- _Exercise brief_:
List each line of the data that holds the string "true".

- _Dataset rows describing interfaces_:
__________

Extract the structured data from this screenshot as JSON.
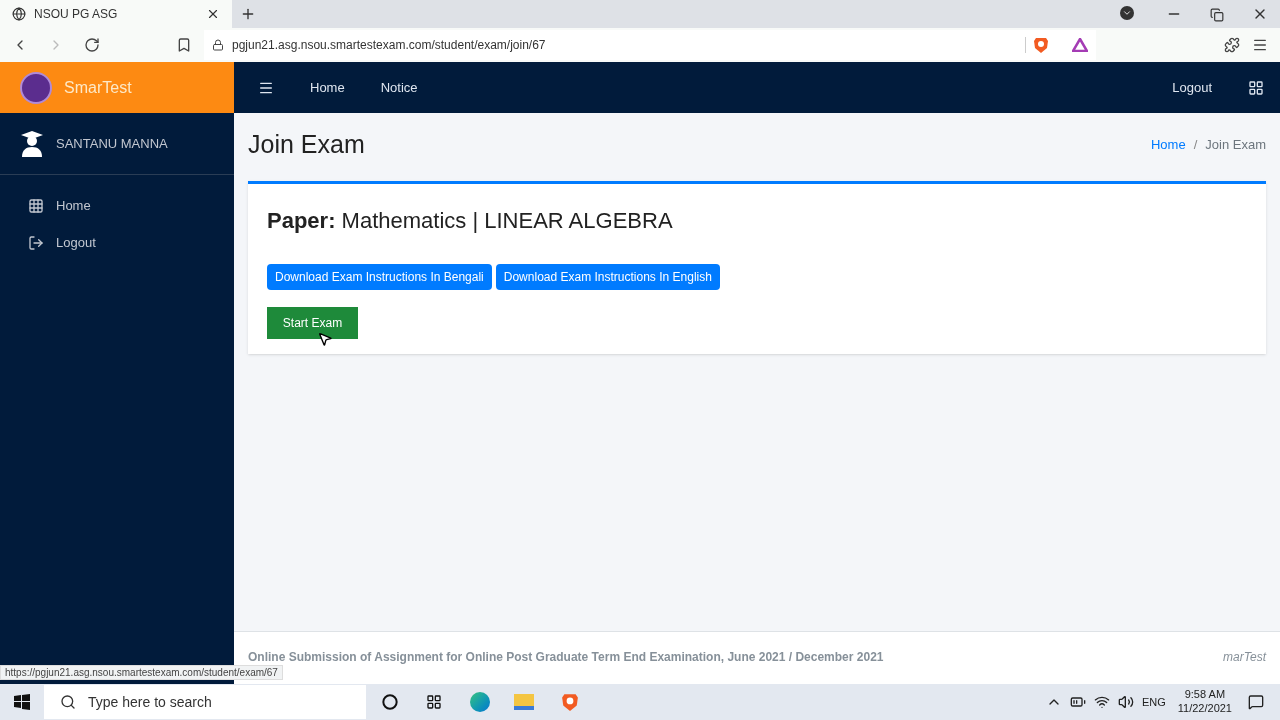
{
  "browser": {
    "tab_title": "NSOU PG ASG",
    "url": "pgjun21.asg.nsou.smartestexam.com/student/exam/join/67",
    "status_url": "https://pgjun21.asg.nsou.smartestexam.com/student/exam/67"
  },
  "brand": "SmarTest",
  "topnav": {
    "links": [
      "Home",
      "Notice"
    ],
    "logout": "Logout"
  },
  "sidebar": {
    "user": "SANTANU MANNA",
    "items": [
      {
        "label": "Home",
        "kind": "home"
      },
      {
        "label": "Logout",
        "kind": "logout"
      }
    ]
  },
  "page": {
    "title": "Join Exam",
    "breadcrumb": [
      "Home",
      "Join Exam"
    ],
    "breadcrumb_separator": "/"
  },
  "card": {
    "paper_label": "Paper:",
    "paper": "Mathematics | LINEAR ALGEBRA",
    "downloads": [
      "Download Exam Instructions In Bengali",
      "Download Exam Instructions In English"
    ],
    "start": "Start Exam"
  },
  "footer": {
    "text": "Online Submission of Assignment for Online Post Graduate Term End Examination, June 2021 / December 2021",
    "right": "marTest"
  },
  "taskbar": {
    "search_placeholder": "Type here to search",
    "lang": "ENG",
    "time": "9:58 AM",
    "date": "11/22/2021"
  }
}
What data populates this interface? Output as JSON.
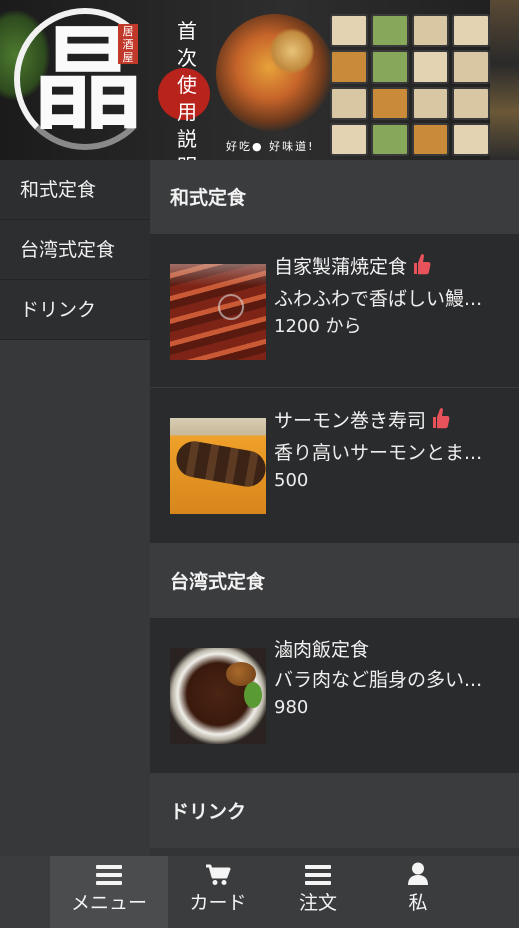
{
  "banner": {
    "logo_char": "晶",
    "seal_text": "居酒屋",
    "vertical_text": [
      "首",
      "次",
      "使",
      "用",
      "説",
      "明"
    ],
    "caption": "好吃● 好味道!"
  },
  "sidebar": {
    "items": [
      {
        "label": "和式定食"
      },
      {
        "label": "台湾式定食"
      },
      {
        "label": "ドリンク"
      }
    ]
  },
  "categories": [
    {
      "title": "和式定食",
      "items": [
        {
          "name": "自家製蒲焼定食",
          "desc": "ふわふわで香ばしい鰻...",
          "price": "1200 から",
          "image": "grilled-eel-photo",
          "recommended": true
        },
        {
          "name": "サーモン巻き寿司",
          "desc": "香り高いサーモンとま...",
          "price": "500",
          "image": "salmon-roll-photo",
          "recommended": true
        }
      ]
    },
    {
      "title": "台湾式定食",
      "items": [
        {
          "name": "滷肉飯定食",
          "desc": "バラ肉など脂身の多い...",
          "price": "980",
          "image": "braised-pork-rice-photo",
          "recommended": false
        }
      ]
    },
    {
      "title": "ドリンク",
      "items": []
    }
  ],
  "bottom_nav": {
    "tabs": [
      {
        "label": "メニュー",
        "icon": "menu-list-icon",
        "active": true
      },
      {
        "label": "カード",
        "icon": "cart-icon",
        "active": false
      },
      {
        "label": "注文",
        "icon": "order-list-icon",
        "active": false
      },
      {
        "label": "私",
        "icon": "user-icon",
        "active": false
      }
    ]
  },
  "colors": {
    "background": "#2a2b2d",
    "sidebar": "#2d2e30",
    "header": "#3b3c3e",
    "nav_active": "#4b4c4e",
    "recommend_icon": "#e8525b"
  }
}
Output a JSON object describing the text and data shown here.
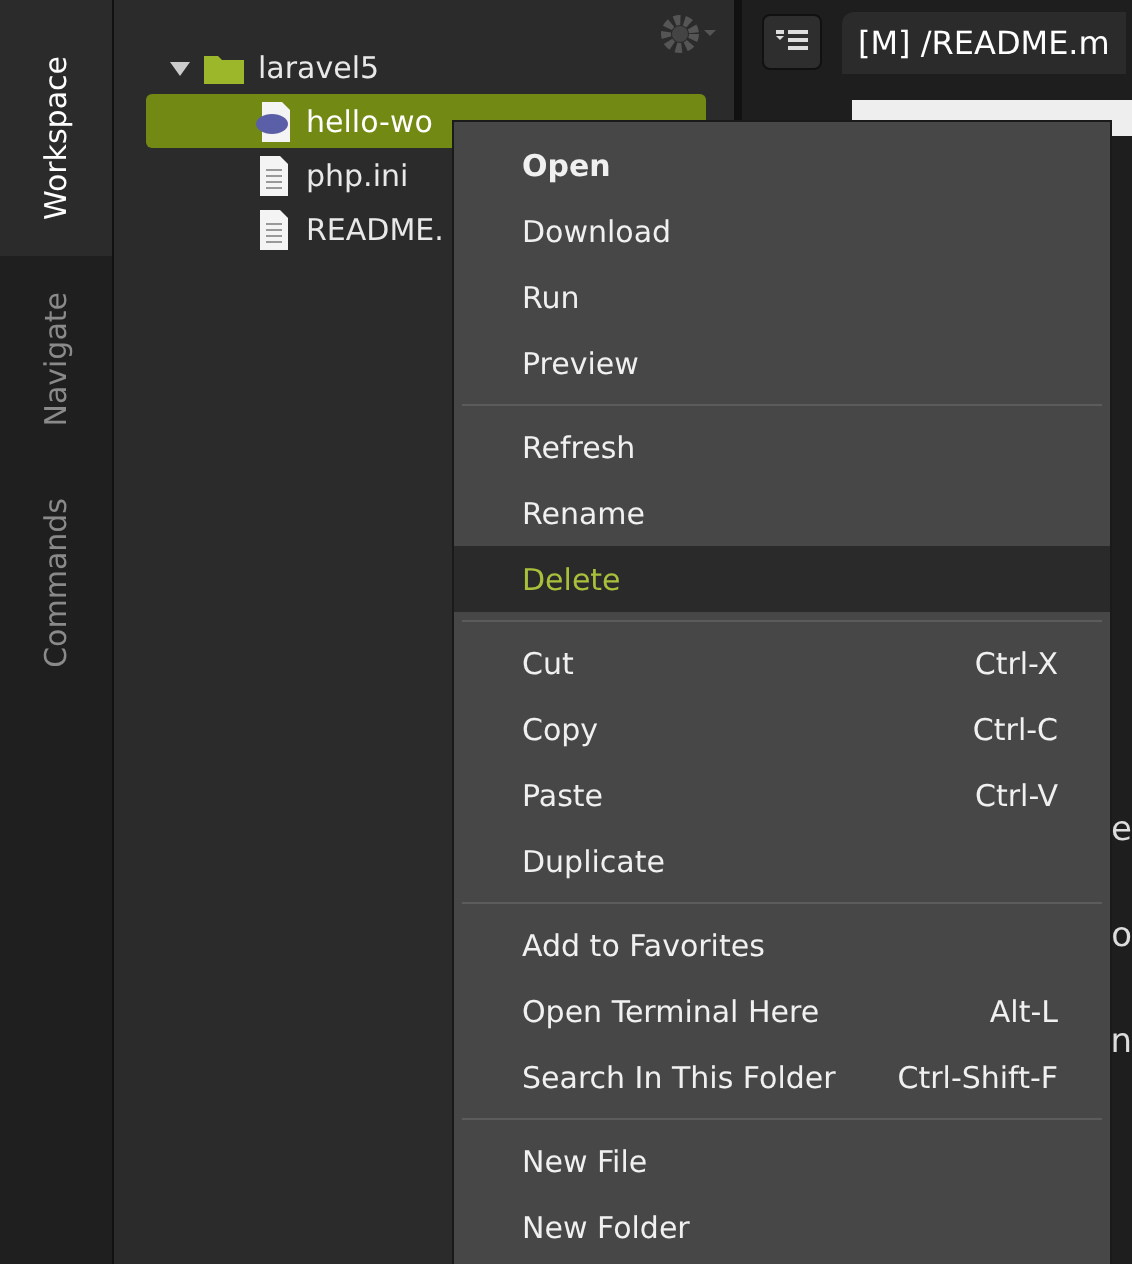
{
  "side_tabs": [
    {
      "label": "Workspace",
      "selected": true
    },
    {
      "label": "Navigate",
      "selected": false
    },
    {
      "label": "Commands",
      "selected": false
    }
  ],
  "tree": [
    {
      "name": "laravel5",
      "kind": "folder",
      "expanded": true,
      "selected": false,
      "children": [
        {
          "name": "hello-wo",
          "kind": "php",
          "selected": true
        },
        {
          "name": "php.ini",
          "kind": "file",
          "selected": false
        },
        {
          "name": "README.",
          "kind": "file",
          "selected": false
        }
      ]
    }
  ],
  "editor": {
    "tab": "[M] /README.m",
    "lines": [
      "e",
      "o",
      "n"
    ]
  },
  "context_menu": [
    {
      "kind": "item",
      "label": "Open",
      "default": true,
      "selected": false
    },
    {
      "kind": "item",
      "label": "Download",
      "default": false,
      "selected": false
    },
    {
      "kind": "item",
      "label": "Run",
      "default": false,
      "selected": false
    },
    {
      "kind": "item",
      "label": "Preview",
      "default": false,
      "selected": false
    },
    {
      "kind": "separator"
    },
    {
      "kind": "item",
      "label": "Refresh",
      "default": false,
      "selected": false
    },
    {
      "kind": "item",
      "label": "Rename",
      "default": false,
      "selected": false
    },
    {
      "kind": "item",
      "label": "Delete",
      "default": false,
      "selected": true
    },
    {
      "kind": "separator"
    },
    {
      "kind": "item",
      "label": "Cut",
      "shortcut": "Ctrl-X",
      "default": false,
      "selected": false
    },
    {
      "kind": "item",
      "label": "Copy",
      "shortcut": "Ctrl-C",
      "default": false,
      "selected": false
    },
    {
      "kind": "item",
      "label": "Paste",
      "shortcut": "Ctrl-V",
      "default": false,
      "selected": false
    },
    {
      "kind": "item",
      "label": "Duplicate",
      "default": false,
      "selected": false
    },
    {
      "kind": "separator"
    },
    {
      "kind": "item",
      "label": "Add to Favorites",
      "default": false,
      "selected": false
    },
    {
      "kind": "item",
      "label": "Open Terminal Here",
      "shortcut": "Alt-L",
      "default": false,
      "selected": false
    },
    {
      "kind": "item",
      "label": "Search In This Folder",
      "shortcut": "Ctrl-Shift-F",
      "default": false,
      "selected": false
    },
    {
      "kind": "separator"
    },
    {
      "kind": "item",
      "label": "New File",
      "default": false,
      "selected": false
    },
    {
      "kind": "item",
      "label": "New Folder",
      "default": false,
      "selected": false
    }
  ]
}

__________

- _Reply to the task_:
          "recommended": true
          "recommended": true
        "active": true
      "selected": true
      "expanded": true,
          "selected": true
      "default": true,
      "selected": true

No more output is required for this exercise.